But, despite all his objections, he calmly pleaded in his syrupy-smooth drawl, “Can’t that wait ‘til the morning? You can have me’n’your mother help y’out. She’s an English teacher for Pete’s sake, William. Surely she could write you a really super ‘So long!’ speech.”

“Don’t want Mom. She’ll make it too wordy. Don’t want you. You’ll make it too sentimental and just quote the Last Words of famous war heroes as if they’re at all relevant to the task at hand. All I need is her,” he pointed to his sister. “And I’ll be fine.” Their father looked insulted to the point of near anger, not for his disinclusion from the last words tribunal, but for his son’s shot he’d taken at his knowledge of war heroes. Not at all “relevant.” What’d this boy know about war heroes anyway? Nothing. He’d learn one day, though. He wouldn’t be there that moment if it weren’t for some war heroes and their acts which led them to their own last words.

“Fine. But listen. Just because it’s the summer doesn’t mean you can be up ‘til all hours of the night, y’hear? I want you two done with this last words nonsense in half an hour and then up to bed. Yeah? No more after that. You can work on it s’more another night.”

“But what if I die before another night?”

“Boy d’you wanna get smacked?”

“No, sir.”

“Thirty minutes.”

“...thirty minutes.” The boy nodded. The father’s chest swelled with victory, and he marched back up the stairs and back to bed.

qwertyportne
July 22nd, 2014, 09:12 PM
Your title caught my attention so despite being a working title it's a good one for me. And the first paragraph kept my attention too but you might consider breaking it up into two or more paragraphs so the beginning isn't lost in so many words. Let the first sentence stand alone, for example, then begin the third sentence with "As he pacified..."

“I’m there, right?” She didn’t know what he meant...

I didn't either until I read it a few more times. My guess is he's imagining his death bed. My delayed awareness of what is going is my problem, not yours, but I think you should move her reply out of that line, like this:

“I’m there, right?”
She didn’t know what he meant...

I try not to jump into my editor mode until I've read something as a reader, not as an editor, so I should stop here and wait until you've got the next chapter ready. It's an intriguing story.
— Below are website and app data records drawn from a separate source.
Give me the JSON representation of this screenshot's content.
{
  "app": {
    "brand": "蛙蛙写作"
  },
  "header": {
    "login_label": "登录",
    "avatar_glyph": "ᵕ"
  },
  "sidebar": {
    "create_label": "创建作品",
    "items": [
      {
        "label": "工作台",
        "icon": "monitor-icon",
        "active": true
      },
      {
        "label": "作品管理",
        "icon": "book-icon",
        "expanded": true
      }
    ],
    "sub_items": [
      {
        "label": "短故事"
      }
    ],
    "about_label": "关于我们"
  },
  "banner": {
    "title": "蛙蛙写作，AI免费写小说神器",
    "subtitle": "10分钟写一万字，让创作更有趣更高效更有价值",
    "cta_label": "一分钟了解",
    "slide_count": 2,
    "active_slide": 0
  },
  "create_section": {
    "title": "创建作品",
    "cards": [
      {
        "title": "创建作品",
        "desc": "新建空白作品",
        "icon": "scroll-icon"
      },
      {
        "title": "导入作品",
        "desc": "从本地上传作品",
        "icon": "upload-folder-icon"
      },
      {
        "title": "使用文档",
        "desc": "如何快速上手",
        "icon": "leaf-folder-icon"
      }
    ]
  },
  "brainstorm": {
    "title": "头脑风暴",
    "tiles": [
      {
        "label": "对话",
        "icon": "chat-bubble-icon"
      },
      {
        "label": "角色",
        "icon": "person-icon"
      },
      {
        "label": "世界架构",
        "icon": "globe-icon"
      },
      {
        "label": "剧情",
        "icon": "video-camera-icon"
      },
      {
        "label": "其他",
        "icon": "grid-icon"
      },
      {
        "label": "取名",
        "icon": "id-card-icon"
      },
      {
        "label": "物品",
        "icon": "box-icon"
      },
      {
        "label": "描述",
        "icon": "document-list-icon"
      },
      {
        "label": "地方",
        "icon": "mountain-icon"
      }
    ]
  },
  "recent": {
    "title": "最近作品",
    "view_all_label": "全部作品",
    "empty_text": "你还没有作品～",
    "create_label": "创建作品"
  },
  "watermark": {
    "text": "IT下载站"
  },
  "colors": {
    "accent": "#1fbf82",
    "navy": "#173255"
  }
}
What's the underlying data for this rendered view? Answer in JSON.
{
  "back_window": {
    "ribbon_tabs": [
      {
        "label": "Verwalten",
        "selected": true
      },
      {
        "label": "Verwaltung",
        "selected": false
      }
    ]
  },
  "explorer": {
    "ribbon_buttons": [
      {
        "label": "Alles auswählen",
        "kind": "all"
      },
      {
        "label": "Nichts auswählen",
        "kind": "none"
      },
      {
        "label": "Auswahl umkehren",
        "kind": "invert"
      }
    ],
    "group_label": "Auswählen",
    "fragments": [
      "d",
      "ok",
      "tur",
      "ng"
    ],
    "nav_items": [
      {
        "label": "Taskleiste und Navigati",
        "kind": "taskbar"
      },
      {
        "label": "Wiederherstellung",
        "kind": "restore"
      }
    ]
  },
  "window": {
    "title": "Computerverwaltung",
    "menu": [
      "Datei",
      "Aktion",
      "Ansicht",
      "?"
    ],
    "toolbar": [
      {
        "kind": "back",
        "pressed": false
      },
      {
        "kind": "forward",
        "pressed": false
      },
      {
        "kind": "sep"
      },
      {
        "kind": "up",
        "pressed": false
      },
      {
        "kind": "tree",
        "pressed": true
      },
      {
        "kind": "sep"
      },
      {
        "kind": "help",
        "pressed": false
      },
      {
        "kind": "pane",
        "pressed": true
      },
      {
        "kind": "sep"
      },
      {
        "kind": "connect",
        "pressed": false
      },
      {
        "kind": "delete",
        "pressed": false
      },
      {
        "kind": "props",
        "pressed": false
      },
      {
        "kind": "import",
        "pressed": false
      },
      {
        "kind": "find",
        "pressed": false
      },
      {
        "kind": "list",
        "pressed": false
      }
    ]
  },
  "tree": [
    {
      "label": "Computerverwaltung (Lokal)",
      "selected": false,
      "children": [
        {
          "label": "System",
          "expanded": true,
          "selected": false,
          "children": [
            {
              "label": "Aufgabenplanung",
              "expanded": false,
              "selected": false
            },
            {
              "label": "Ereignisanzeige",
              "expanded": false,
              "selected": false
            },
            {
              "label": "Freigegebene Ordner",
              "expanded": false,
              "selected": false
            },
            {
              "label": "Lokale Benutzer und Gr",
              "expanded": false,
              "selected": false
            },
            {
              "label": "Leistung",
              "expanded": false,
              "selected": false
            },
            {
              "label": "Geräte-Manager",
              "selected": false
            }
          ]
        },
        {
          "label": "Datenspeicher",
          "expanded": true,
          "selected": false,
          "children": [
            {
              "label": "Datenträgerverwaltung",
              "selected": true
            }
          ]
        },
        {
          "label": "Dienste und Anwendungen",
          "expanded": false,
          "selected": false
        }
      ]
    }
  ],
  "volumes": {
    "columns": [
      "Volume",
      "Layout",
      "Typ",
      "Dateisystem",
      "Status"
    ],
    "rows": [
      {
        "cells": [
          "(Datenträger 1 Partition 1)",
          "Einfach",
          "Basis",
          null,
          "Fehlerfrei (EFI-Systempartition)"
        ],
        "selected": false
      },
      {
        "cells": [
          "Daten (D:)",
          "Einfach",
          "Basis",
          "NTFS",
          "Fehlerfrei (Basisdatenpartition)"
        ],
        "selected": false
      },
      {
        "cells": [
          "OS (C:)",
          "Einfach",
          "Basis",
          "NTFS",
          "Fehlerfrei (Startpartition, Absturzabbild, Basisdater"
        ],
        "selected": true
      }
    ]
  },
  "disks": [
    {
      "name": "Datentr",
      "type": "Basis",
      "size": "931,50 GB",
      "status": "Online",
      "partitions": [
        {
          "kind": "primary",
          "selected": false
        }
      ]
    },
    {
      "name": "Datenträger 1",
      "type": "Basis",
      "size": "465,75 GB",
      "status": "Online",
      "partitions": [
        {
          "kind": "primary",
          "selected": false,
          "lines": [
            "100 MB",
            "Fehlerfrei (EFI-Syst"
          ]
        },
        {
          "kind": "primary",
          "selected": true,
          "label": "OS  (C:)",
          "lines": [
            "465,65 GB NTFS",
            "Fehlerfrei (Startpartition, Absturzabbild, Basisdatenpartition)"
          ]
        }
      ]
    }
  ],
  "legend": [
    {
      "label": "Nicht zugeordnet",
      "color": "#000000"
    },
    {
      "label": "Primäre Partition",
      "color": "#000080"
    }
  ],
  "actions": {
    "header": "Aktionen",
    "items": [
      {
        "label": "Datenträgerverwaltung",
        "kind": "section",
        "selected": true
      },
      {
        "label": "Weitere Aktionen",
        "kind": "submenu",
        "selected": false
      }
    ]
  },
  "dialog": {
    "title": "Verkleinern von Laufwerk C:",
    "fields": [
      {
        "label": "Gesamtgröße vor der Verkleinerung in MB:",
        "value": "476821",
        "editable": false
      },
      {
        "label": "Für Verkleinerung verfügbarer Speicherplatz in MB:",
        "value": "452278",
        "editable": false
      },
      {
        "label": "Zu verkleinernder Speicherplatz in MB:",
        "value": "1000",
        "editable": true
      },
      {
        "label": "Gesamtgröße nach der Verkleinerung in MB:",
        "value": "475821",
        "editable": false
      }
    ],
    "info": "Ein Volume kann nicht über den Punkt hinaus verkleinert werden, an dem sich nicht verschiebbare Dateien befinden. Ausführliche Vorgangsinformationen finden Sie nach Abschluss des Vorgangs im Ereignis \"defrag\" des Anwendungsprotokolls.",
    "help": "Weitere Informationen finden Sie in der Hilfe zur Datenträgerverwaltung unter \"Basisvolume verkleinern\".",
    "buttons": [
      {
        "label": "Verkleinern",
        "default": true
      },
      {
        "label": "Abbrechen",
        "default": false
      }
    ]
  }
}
No mention of impending death and I like the suspense of wondering why this boy is obsessed with his Last Words. Have you thought of inserting some foreshadowing in this chapter or the next?